Closing the Gap Time Series Atlas
Closing the Gap seeks to improve the lives of all Aboriginal and Torres Strait Islander Australians. This Time Series Atlas focuses on the Closing the Gap targets (targets as at February 2018) for the Aboriginal population, with comparisons with the non-Indigenous population, at the Indigenous Area (IARE) level.
COVID-19 impact on unemployment benefits
One of the greatest impacts of the coronavirus (COVID-19) in Australia has been on jobs – in fact, the loss of jobs, as businesses have scaled down or closed. A major indicator of the impact of loss of jobs is the increase in the number of people receiving an unemployment benefit. In June 2019 there were just over three quarters of a million people receiving an unemployment benefit; by June 2020 this figure had more than doubled, to over one and a half million (the numbers are 769,555 and 1,614,412, respectively).
In this report we provide maps, graphs and data that show the major changes in the capital cities and regional areas, based on data from the Department of Social Services (DSS 2020).

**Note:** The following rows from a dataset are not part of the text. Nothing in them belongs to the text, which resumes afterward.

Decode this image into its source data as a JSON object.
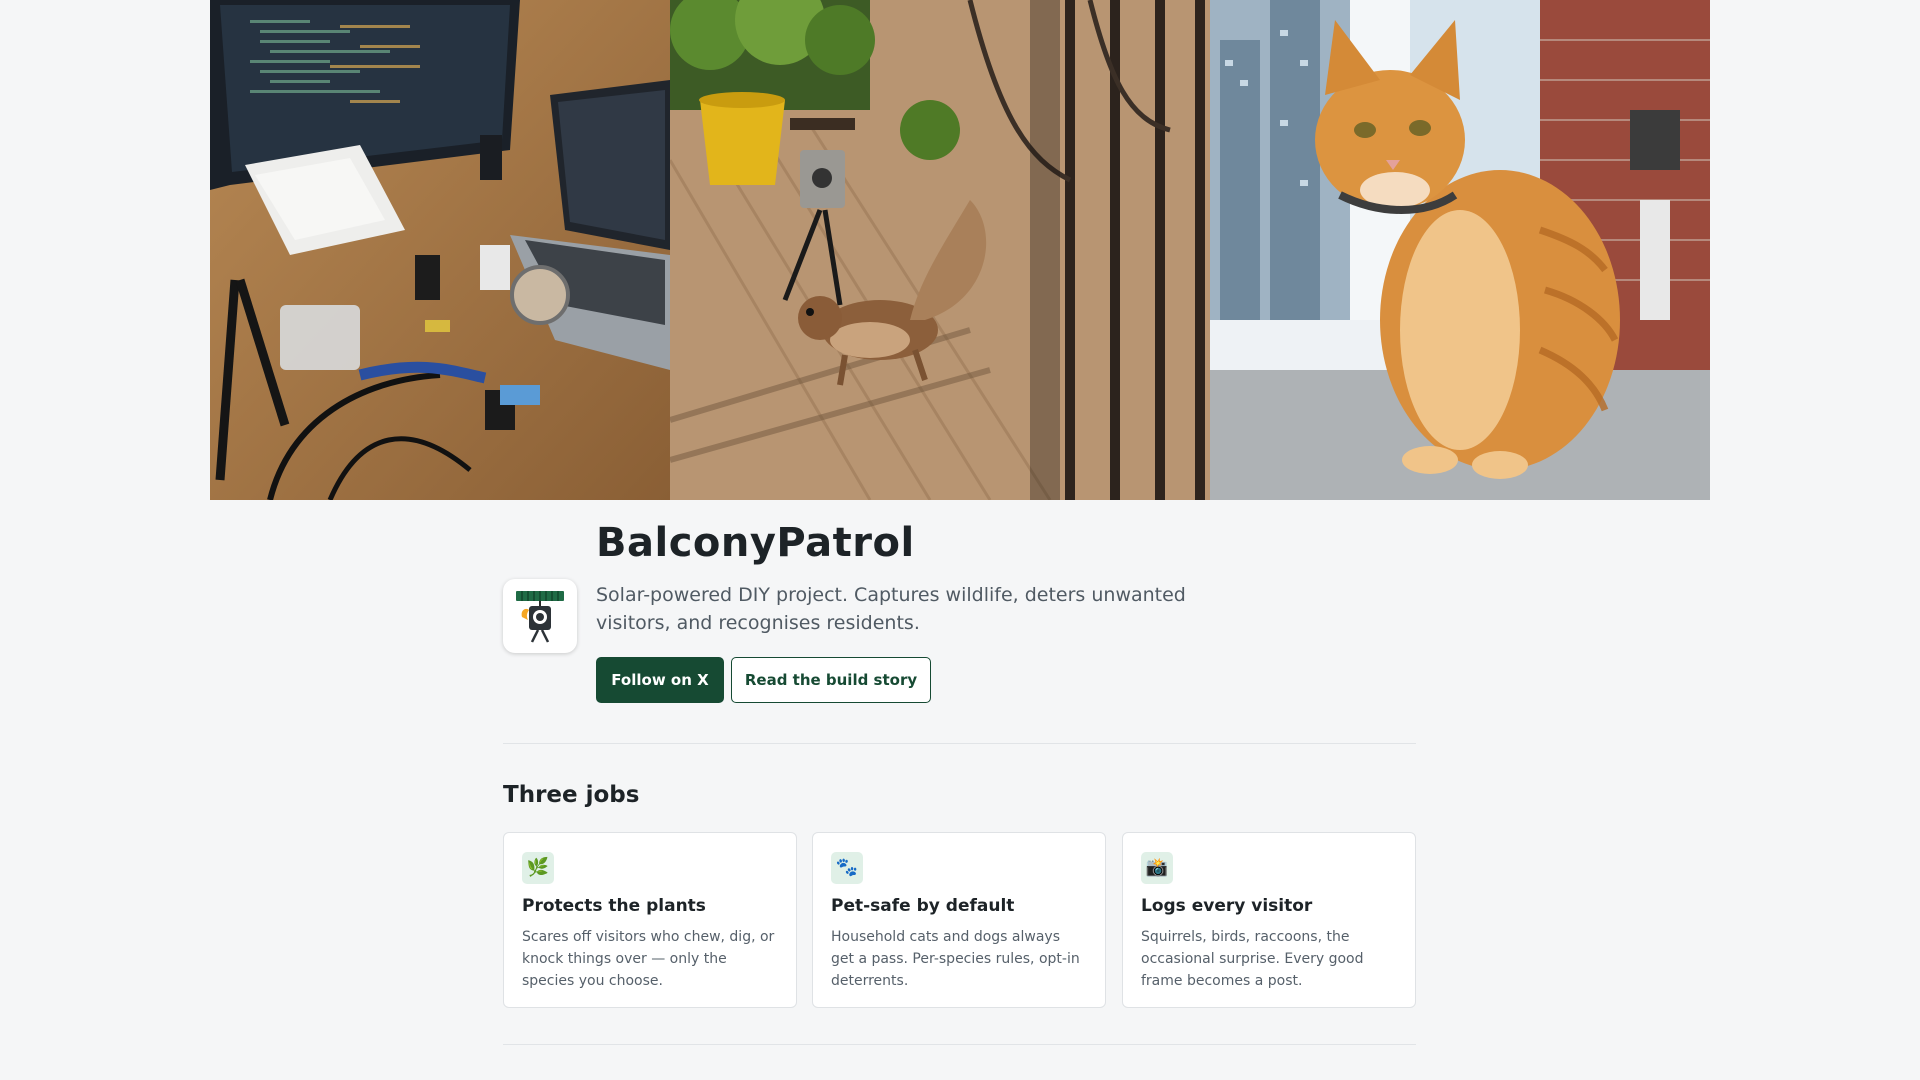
{
  "hero": {
    "panels": [
      "workbench photo",
      "squirrel on balcony photo",
      "orange cat photo"
    ]
  },
  "profile": {
    "logo_icon": "camera-tripod-solar-icon",
    "title": "BalconyPatrol",
    "tagline": "Solar-powered DIY project. Captures wildlife, deters unwanted visitors, and recognises residents.",
    "buttons": {
      "follow_label": "Follow on X",
      "story_label": "Read the build story"
    }
  },
  "section": {
    "title": "Three jobs",
    "cards": [
      {
        "icon": "🌿",
        "icon_name": "leaf-icon",
        "title": "Protects the plants",
        "description": "Scares off visitors who chew, dig, or knock things over — only the species you choose."
      },
      {
        "icon": "🐾",
        "icon_name": "paw-icon",
        "title": "Pet-safe by default",
        "description": "Household cats and dogs always get a pass. Per-species rules, opt-in deterrents."
      },
      {
        "icon": "📸",
        "icon_name": "camera-flash-icon",
        "title": "Logs every visitor",
        "description": "Squirrels, birds, raccoons, the occasional surprise. Every good frame becomes a post."
      }
    ]
  },
  "colors": {
    "page_bg": "#f5f6f7",
    "brand_green": "#164a33",
    "text_dark": "#1d2327",
    "text_muted": "#505a63",
    "icon_bg": "#e0f0e7"
  }
}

Adequate and affordable housing is an important determinant of health. This report explores the housing circumstances of different population groups, drawing on small area geographic data from the 2016 Census of Population and Housing, health surveys, income support payment datasets, and administrative health datasets (e.g., perinatal statistics, potentially preventable hospitalisations, mortality) to examine area-level associations between the housing circumstances of different population groups and between housing circumstances and health outcomes.

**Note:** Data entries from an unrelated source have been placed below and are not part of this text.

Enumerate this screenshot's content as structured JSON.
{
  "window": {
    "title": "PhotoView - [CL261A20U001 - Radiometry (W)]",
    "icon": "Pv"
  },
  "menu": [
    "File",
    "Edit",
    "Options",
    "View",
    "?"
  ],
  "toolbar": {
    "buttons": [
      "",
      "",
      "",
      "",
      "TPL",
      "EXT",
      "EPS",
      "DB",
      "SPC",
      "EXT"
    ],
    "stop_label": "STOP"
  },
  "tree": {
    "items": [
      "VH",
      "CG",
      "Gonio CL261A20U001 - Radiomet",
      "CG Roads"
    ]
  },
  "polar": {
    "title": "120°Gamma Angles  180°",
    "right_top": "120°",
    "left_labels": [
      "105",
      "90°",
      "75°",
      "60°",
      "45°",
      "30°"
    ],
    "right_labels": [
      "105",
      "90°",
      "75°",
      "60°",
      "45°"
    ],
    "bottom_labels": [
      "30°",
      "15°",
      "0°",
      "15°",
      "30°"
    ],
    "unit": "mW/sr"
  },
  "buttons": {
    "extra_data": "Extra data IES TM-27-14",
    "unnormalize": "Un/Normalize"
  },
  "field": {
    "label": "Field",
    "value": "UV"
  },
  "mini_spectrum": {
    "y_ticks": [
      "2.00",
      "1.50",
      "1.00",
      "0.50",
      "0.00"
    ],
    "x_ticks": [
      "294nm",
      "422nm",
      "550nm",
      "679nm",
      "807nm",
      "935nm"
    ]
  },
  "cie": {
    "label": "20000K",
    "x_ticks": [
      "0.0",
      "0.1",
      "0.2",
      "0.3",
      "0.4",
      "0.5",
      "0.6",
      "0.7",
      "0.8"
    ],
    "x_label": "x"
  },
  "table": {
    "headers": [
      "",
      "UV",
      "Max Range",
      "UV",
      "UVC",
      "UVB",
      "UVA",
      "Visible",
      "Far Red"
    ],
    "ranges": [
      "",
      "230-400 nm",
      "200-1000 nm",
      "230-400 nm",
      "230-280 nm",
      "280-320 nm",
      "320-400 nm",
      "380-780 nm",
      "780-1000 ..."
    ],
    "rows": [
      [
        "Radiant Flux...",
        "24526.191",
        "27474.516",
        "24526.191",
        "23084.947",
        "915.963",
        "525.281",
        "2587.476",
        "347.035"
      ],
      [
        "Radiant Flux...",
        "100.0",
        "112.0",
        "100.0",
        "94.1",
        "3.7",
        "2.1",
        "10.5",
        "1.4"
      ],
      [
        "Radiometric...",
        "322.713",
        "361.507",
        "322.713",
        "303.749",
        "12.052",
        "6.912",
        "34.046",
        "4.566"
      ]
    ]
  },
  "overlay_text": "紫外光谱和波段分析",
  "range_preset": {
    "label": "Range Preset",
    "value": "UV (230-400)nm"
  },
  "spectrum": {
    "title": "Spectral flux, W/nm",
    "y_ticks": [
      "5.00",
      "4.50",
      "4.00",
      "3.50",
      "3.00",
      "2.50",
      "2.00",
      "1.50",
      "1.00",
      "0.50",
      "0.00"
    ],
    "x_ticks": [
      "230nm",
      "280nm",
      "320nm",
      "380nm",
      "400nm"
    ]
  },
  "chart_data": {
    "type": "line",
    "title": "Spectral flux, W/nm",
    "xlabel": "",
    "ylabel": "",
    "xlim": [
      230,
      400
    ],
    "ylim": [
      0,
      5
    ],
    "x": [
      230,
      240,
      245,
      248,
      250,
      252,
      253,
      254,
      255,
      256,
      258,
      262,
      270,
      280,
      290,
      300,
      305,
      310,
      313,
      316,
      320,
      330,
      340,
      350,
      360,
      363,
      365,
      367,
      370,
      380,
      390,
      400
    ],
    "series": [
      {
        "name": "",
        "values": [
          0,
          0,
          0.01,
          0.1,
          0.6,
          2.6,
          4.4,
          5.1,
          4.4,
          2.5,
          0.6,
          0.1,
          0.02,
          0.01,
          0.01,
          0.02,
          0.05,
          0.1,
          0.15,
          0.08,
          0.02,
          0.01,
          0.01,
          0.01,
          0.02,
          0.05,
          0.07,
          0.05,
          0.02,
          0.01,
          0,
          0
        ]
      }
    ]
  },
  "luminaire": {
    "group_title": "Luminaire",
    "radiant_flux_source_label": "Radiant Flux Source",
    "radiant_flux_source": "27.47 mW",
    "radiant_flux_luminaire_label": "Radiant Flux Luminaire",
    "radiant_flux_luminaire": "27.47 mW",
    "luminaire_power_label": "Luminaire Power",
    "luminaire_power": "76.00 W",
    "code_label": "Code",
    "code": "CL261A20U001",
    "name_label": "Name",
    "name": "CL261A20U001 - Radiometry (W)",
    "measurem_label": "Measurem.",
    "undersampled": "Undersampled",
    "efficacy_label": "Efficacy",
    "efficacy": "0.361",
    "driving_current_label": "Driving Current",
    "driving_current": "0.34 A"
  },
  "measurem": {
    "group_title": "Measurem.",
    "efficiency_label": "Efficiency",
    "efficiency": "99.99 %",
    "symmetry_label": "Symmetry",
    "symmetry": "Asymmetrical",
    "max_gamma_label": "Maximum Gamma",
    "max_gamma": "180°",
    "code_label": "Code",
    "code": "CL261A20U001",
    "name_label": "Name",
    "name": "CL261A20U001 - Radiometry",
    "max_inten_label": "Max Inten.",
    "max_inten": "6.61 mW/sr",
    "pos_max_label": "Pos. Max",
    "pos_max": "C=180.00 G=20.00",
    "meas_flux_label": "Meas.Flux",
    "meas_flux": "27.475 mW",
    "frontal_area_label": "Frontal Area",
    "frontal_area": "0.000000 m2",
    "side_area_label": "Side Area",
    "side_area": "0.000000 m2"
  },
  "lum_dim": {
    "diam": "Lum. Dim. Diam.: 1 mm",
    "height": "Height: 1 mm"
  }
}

Potentially Preventable Hospitalisations: Identifying hotspots of inequalities
The level of Potentially Preventable Hospitalisations (PPHs) is an accepted measure of health system performance and, despite its limitations, can geographically highlight areas of concern where rates of hospitalisation are high or to investigate why in other instances rates are low.
The aim of these studies, for the whole population and for the Aboriginal and Torres Strait Islander population, is to identify the geographic and temporal persistence of PPHs across Australia. It follows on from work by Duckett and Griffiths (2016) published as “Perils of Place: identifying hotspots of health inequalities”. These studies provide a framework to identify the existence of areas with persistently high PPH rates over time known as “PPH hotspots” and provide core principles to highlight areas where interventions can be targeted. We hope that these new analyses, and their presentation in geographical maps, heat map graphs and data sheets, will provide information that is useful to the various levels of the health system, from state and territory health agencies to local and regional health networks and boards, PHNs and primary care practitioners, in working together with an aim to reducing the level of PPHs through improved primary health care outcomes at the local area level.
Regional Centres Atlas
The Centre for Aboriginal Economic Research Policy has developed the concept of Regional Centres, as an ‘important but often overlooked set of areas with particular policy and population dynamics.’ These 46 areas have a total population of between 10,000 and 250,000 with at least 1,000 Aboriginal and Torres Strait Islander usual residents.
Regional centres tend to have a relatively young Indigenous population when compared to the non-Indigenous population in those centres and to the Indigenous population in the rest of Australia. In addition, Regional Centres contain significantly more Indigenous Australians overall than remote Indigenous communities and make up a greater share of the population than in Australia’s major cities. In spite of this, policy interest is very rarely devoted to individual regional centres or to regional centres as a separate geographic grouping.
Using data previously published in the Aboriginal and Torres Strait Islander Social Health Atlas, this atlas expands on the demographic, mobility and socioeconomic measures used in CAEPR's paper to further include indicators under the following themes, ‘Demographic and social indicators’, Health status, disease prevention, disability and deaths, and ‘ Use and provision of health and welfare services’.